→ **PROVIDED ENTRIES**:
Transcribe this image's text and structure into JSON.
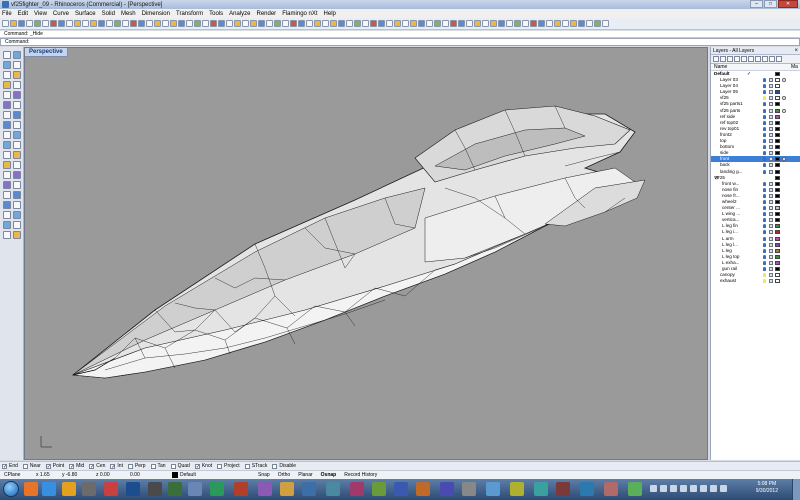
{
  "window": {
    "title": "vf25fighter_09 - Rhinoceros (Commercial) - [Perspective]",
    "close_glyph": "✕",
    "min_glyph": "–",
    "max_glyph": "□"
  },
  "menu": [
    "File",
    "Edit",
    "View",
    "Curve",
    "Surface",
    "Solid",
    "Mesh",
    "Dimension",
    "Transform",
    "Tools",
    "Analyze",
    "Render",
    "Flamingo nXt",
    "Help"
  ],
  "command": {
    "history": "Command: _Hide",
    "prompt": "Command:"
  },
  "viewport": {
    "label": "Perspective",
    "background": "#9a9a9a"
  },
  "layers_panel": {
    "title": "Layers - All Layers",
    "close_glyph": "×",
    "col_name": "Name",
    "col_material": "Ma",
    "rows": [
      {
        "name": "Default",
        "current": true,
        "color": "#000000",
        "level": "top"
      },
      {
        "name": "Layer 03",
        "color": "#ffffff",
        "material": true
      },
      {
        "name": "Layer 04",
        "color": "#ffffff"
      },
      {
        "name": "Layer 05",
        "color": "#1e4fb0"
      },
      {
        "name": "vf25",
        "color": "#ffffff",
        "material": true,
        "bulb_off": true
      },
      {
        "name": "vf25 parts1",
        "color": "#000000"
      },
      {
        "name": "vf25 parts",
        "color": "#4c8a3c",
        "material": true
      },
      {
        "name": "ref side",
        "color": "#b04fb0"
      },
      {
        "name": "ref top02",
        "color": "#000000"
      },
      {
        "name": "rev top01",
        "color": "#000000"
      },
      {
        "name": "front2",
        "color": "#000000"
      },
      {
        "name": "top",
        "color": "#000000"
      },
      {
        "name": "bottom",
        "color": "#000000"
      },
      {
        "name": "side",
        "color": "#000000"
      },
      {
        "name": "front",
        "color": "#000000",
        "selected": true,
        "material": true
      },
      {
        "name": "back",
        "color": "#000000"
      },
      {
        "name": "landing g...",
        "color": "#000000"
      },
      {
        "name": "VF25",
        "color": "#000000",
        "level": "top",
        "expander": "⊟"
      },
      {
        "name": "front w...",
        "color": "#000000",
        "indent": true
      },
      {
        "name": "nose fin",
        "color": "#000000",
        "indent": true
      },
      {
        "name": "nose fr...",
        "color": "#000000",
        "indent": true
      },
      {
        "name": "wheel2",
        "color": "#000000",
        "indent": true
      },
      {
        "name": "center ...",
        "color": "#c8c8c8",
        "indent": true
      },
      {
        "name": "L wing ...",
        "color": "#000000",
        "indent": true
      },
      {
        "name": "vertica...",
        "color": "#000000",
        "indent": true
      },
      {
        "name": "L leg fin",
        "color": "#3c8a3c",
        "indent": true
      },
      {
        "name": "L leg i...",
        "color": "#b02c2c",
        "indent": true
      },
      {
        "name": "L arm",
        "color": "#b04fb0",
        "indent": true
      },
      {
        "name": "L leg l...",
        "color": "#7a4fb0",
        "indent": true
      },
      {
        "name": "L leg",
        "color": "#b07a4f",
        "indent": true
      },
      {
        "name": "L leg top",
        "color": "#3c8a3c",
        "indent": true
      },
      {
        "name": "L exha...",
        "color": "#b04fb0",
        "indent": true
      },
      {
        "name": "gun rail",
        "color": "#000000",
        "indent": true
      },
      {
        "name": "canopy",
        "color": "#ffffff",
        "bulb_off": true
      },
      {
        "name": "exhaust",
        "color": "#ffffff",
        "bulb_off": true
      }
    ]
  },
  "osnap": [
    "End",
    "Near",
    "Point",
    "Mid",
    "Cen",
    "Int",
    "Perp",
    "Tan",
    "Quad",
    "Knot",
    "Project",
    "STrack",
    "Disable"
  ],
  "osnap_checked": [
    "End",
    "Point",
    "Mid",
    "Cen",
    "Int",
    "Knot"
  ],
  "status": {
    "cplane": "CPlane",
    "x": "x 1.65",
    "y": "y -6.80",
    "z": "z 0.00",
    "zval": "0.00",
    "layer": "Default",
    "toggles": [
      "Snap",
      "Ortho",
      "Planar",
      "Osnap",
      "Record History"
    ]
  },
  "taskbar": {
    "time": "5:08 PM",
    "date": "9/30/2012",
    "app_colors": [
      "#e8742a",
      "#3a8ee0",
      "#e6a020",
      "#6b6b6b",
      "#c84040",
      "#1b4d8f",
      "#4a4a4a",
      "#3a6f3a",
      "#6a86b5",
      "#2a9a5a",
      "#b0402a",
      "#8a5ab5",
      "#d0a040",
      "#3c6fa8",
      "#4a8aa0",
      "#a03a6a",
      "#6a9a3a",
      "#3a5ab0",
      "#c06a2a",
      "#4a4ab0",
      "#888888",
      "#5a9ad0",
      "#b0b030",
      "#3aa0a0",
      "#7a3a3a",
      "#2a7ab0",
      "#b06a6a",
      "#5ab05a"
    ]
  }
}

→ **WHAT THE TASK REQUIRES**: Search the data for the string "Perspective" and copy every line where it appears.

→ **PROBLEM SOLUTION**:
    "title": "vf25fighter_09 - Rhinoceros (Commercial) - [Perspective]",
    "label": "Perspective",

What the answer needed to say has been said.